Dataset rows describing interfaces
....

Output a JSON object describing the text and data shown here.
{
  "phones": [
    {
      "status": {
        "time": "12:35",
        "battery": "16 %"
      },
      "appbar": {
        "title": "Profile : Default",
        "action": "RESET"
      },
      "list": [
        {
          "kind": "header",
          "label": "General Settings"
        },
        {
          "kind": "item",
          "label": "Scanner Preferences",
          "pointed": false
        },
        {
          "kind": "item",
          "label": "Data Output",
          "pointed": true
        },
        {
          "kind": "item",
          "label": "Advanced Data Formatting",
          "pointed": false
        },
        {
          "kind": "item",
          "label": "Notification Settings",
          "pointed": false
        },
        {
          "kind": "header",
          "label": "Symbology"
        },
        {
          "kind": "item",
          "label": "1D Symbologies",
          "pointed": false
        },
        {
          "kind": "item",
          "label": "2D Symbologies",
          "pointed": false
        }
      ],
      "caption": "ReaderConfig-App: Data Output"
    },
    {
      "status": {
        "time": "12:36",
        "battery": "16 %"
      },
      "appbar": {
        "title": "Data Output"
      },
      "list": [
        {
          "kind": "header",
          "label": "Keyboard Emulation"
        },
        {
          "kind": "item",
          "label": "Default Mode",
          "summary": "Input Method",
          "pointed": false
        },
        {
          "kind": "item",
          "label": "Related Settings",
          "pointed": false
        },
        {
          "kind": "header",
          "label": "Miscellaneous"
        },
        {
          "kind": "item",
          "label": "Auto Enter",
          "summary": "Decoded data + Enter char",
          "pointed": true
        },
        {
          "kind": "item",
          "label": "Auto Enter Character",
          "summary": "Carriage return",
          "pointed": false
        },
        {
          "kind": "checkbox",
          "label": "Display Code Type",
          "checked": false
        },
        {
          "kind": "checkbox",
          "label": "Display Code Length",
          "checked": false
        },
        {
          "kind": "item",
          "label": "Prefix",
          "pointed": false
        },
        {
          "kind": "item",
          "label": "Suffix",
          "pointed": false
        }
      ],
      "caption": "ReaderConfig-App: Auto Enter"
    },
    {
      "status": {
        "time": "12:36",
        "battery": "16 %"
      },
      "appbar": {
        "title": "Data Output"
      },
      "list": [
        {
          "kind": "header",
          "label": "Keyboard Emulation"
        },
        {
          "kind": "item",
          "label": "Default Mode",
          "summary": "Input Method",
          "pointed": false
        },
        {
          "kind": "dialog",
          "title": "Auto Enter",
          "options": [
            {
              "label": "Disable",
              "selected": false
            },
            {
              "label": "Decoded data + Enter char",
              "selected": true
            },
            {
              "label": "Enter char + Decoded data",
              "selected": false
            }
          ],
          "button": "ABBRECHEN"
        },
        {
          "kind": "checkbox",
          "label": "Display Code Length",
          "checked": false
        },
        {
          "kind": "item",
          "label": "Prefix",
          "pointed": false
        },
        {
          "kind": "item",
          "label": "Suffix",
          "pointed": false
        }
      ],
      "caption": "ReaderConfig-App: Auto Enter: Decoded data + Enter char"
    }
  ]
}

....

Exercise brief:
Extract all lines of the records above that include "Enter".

Task answer:
          "label": "Auto Enter",
          "summary": "Decoded data + Enter char",
          "label": "Auto Enter Character",
      "caption": "ReaderConfig-App: Auto Enter"
          "title": "Auto Enter",
              "label": "Decoded data + Enter char",
              "label": "Enter char + Decoded data",
      "caption": "ReaderConfig-App: Auto Enter: Decoded data + Enter char"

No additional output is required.